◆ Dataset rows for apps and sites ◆
-*-*-

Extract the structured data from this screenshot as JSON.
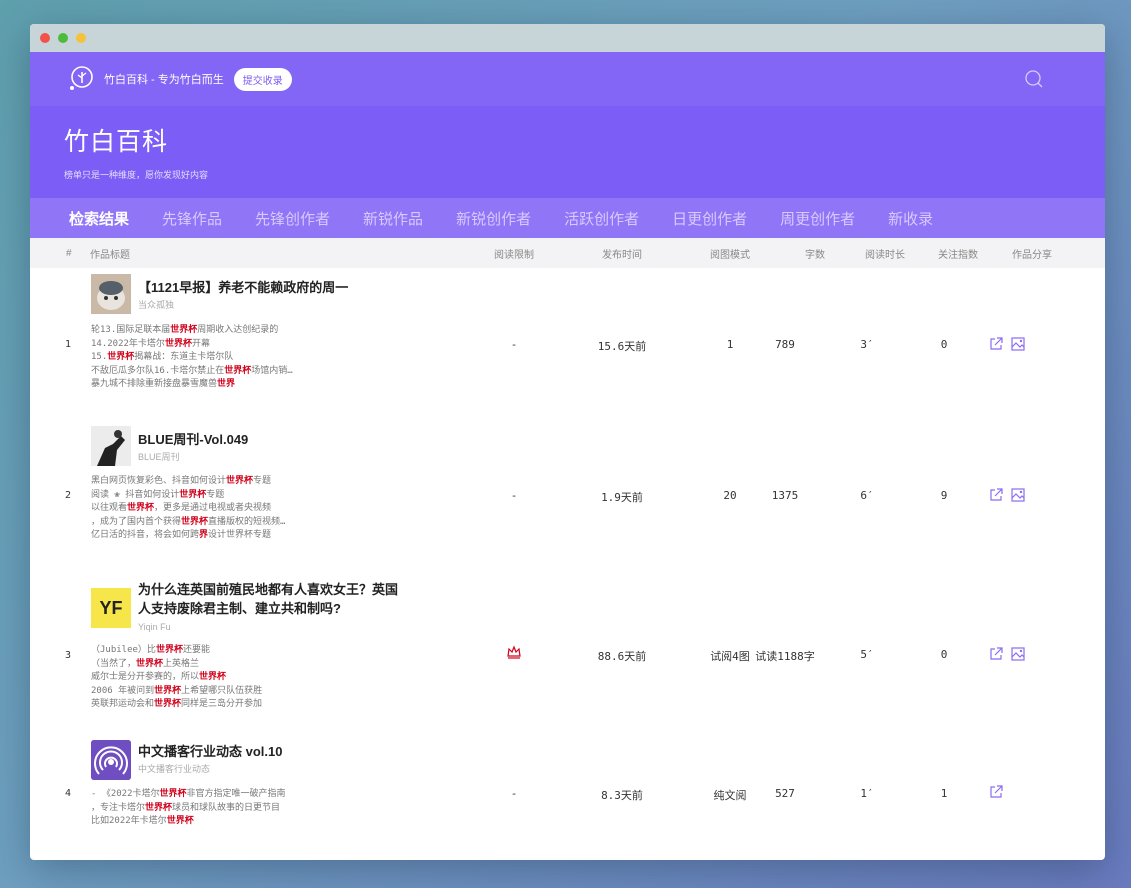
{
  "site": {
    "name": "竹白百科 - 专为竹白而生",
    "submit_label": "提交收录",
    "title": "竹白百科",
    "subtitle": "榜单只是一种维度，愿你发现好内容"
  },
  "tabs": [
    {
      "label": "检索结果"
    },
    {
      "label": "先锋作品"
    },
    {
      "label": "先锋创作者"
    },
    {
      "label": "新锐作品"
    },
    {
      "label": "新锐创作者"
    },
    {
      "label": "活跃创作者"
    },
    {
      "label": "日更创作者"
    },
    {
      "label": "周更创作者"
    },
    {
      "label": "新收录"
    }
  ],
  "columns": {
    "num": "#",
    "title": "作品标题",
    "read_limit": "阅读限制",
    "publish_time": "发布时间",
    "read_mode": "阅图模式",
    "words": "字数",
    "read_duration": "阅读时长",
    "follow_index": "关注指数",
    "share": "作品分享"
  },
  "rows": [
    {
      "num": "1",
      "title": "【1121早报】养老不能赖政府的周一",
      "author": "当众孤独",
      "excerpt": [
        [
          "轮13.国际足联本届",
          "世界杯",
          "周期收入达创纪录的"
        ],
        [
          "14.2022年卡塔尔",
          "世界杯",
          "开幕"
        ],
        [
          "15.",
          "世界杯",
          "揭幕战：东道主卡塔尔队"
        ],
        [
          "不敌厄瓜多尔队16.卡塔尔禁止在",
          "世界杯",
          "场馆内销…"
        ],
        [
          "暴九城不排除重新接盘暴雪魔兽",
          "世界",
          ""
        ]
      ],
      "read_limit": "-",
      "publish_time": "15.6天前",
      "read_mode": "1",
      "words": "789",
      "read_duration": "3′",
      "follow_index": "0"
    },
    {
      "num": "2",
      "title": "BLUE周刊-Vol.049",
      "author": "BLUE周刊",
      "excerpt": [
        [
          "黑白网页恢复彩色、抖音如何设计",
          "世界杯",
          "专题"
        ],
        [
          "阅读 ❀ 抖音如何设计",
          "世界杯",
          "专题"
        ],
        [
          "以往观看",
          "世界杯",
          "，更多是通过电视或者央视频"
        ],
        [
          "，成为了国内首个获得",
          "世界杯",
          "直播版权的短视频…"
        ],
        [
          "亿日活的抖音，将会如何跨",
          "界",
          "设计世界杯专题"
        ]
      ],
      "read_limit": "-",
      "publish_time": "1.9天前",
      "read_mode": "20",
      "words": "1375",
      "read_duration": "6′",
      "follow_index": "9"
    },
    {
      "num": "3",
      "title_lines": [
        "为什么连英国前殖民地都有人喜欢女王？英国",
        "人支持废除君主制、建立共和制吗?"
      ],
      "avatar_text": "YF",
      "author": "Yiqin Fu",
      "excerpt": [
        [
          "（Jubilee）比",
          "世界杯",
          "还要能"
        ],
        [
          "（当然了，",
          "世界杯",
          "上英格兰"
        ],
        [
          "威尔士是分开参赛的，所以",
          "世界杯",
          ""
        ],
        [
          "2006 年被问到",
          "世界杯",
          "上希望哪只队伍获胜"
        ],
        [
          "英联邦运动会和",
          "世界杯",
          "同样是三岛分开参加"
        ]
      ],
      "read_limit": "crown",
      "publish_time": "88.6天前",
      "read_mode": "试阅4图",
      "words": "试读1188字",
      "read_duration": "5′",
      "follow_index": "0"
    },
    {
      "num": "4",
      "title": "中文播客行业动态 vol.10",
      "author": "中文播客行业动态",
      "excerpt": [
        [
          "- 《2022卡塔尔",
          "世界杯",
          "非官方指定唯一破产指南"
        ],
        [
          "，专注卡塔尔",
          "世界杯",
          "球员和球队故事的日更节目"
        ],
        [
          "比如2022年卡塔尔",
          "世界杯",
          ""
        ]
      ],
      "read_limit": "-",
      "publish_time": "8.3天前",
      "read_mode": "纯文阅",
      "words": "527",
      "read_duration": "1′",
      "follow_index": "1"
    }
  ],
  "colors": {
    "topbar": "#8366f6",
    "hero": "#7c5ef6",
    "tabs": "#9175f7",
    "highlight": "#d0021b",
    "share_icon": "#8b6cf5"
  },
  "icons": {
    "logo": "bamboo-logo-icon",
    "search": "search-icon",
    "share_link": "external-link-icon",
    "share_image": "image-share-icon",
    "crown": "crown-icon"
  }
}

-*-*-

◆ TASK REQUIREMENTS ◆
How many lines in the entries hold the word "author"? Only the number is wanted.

◆ RESPONSE AREA ◆
4